[Spoiler warning, this plot summary will not make sense if you haven’t already read earlier books in this series and it will also include many spoilers and an explanation of the ending. Please skip to the last paragraph to avoid spoilers.]

So the main story in this book is that Layla (Tara’s stepmother’s daughter) is doing bad things and framing Tara for them. Everyone believes she did it though, she is punished and her family is looked on as bad luck. In a devastating show of selflessness, Tara ends up giving up her own life to save the people of her village. But due to a deal she made with Lord Yama she can’t tell anyone what she’s doing, so when she’s framed for something she didn’t do but can’t truthfully tell where she was, she gets the blame for everything Layla did and is sentenced by the village leaders to be stoned to death.

However, she is saved by Lord Yama, who tells everyone the truth and forces Layla to admit to what she’s done. And through miraculous circumstances Tara ends up surviving and forgiving everyone for what they’d done to her (kill her little brother, set her house on fire, nearly stone her to death, accuse her of lots of things and instantly turn on her, etc).
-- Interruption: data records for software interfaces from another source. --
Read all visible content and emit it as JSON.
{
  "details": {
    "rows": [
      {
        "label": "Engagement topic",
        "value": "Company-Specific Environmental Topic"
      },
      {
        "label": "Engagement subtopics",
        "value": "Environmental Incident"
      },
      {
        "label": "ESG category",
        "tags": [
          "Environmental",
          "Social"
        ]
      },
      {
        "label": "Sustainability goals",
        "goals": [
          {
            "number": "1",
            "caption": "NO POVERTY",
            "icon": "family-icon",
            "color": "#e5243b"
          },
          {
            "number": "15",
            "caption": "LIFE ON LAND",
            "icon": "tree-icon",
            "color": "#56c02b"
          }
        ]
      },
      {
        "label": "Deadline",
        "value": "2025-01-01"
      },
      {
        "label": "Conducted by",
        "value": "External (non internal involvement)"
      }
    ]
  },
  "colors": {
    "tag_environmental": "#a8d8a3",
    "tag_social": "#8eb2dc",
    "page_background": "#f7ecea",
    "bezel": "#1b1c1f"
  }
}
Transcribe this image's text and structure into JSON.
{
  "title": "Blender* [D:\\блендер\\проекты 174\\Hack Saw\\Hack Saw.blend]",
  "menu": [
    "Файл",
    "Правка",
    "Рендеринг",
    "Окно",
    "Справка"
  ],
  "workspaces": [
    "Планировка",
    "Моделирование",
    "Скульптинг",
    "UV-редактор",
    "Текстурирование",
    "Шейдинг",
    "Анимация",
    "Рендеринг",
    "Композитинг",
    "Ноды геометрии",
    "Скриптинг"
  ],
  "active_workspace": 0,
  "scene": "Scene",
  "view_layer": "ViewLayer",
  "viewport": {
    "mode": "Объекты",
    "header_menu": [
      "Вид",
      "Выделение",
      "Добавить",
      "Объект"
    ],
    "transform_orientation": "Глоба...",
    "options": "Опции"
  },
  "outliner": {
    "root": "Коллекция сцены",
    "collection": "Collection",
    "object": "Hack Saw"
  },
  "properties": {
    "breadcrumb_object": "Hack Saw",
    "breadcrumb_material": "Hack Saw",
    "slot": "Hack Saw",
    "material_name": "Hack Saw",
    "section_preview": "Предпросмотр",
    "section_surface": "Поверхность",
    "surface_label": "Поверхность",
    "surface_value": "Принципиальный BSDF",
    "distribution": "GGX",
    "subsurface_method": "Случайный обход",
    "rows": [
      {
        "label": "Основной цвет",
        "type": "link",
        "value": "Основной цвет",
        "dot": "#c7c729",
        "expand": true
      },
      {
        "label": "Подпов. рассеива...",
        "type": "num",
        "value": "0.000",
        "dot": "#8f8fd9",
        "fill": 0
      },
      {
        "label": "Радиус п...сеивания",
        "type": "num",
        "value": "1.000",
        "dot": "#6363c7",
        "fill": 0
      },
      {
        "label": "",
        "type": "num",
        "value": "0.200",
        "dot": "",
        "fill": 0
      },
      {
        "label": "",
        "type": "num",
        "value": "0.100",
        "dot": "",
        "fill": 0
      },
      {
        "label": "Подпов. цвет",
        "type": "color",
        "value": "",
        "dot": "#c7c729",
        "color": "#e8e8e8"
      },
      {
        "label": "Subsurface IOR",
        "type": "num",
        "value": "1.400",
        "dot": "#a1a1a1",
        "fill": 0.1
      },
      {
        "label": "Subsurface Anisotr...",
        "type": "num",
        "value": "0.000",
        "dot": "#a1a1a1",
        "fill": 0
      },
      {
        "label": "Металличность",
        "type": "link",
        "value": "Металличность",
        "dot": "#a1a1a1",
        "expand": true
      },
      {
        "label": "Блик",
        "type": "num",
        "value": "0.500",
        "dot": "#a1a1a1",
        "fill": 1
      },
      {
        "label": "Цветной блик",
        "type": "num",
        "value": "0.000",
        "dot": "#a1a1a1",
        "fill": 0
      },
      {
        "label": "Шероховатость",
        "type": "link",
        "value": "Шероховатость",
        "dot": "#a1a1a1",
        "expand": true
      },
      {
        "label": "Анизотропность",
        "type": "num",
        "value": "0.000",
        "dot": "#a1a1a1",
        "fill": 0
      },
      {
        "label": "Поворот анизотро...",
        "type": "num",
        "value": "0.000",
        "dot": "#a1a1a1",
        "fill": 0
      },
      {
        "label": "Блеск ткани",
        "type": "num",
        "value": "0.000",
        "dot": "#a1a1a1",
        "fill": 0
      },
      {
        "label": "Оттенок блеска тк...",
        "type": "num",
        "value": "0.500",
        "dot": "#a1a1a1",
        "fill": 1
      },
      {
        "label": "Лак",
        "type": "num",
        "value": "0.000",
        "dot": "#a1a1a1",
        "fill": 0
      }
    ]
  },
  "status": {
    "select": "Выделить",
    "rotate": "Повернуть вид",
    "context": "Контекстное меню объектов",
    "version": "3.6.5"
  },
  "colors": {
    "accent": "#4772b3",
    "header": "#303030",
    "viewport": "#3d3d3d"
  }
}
So it’s kind of a good ending, not just to the book but to the series, but I still don’t think it’s worth it overall. From Tara’s perspective everyone she’s ever known suddenly started hating her and by the end she just has to forget all of that and forgive them once they know the truth. Personally I think that the entire story is made less impactful by the ending, and Tara should’ve had more of a happy ending because otherwise it just makes all the times when she was suffering seem like they didn’t affect her very much since she was easily able to forgive them. The small amount of justice Tara receives at the end of the book doesn’t add up to all the injustice she faces throughout the book.

Although I don’t like some of the plot points in this book I still think it’s great and have loved reading this series multiple times.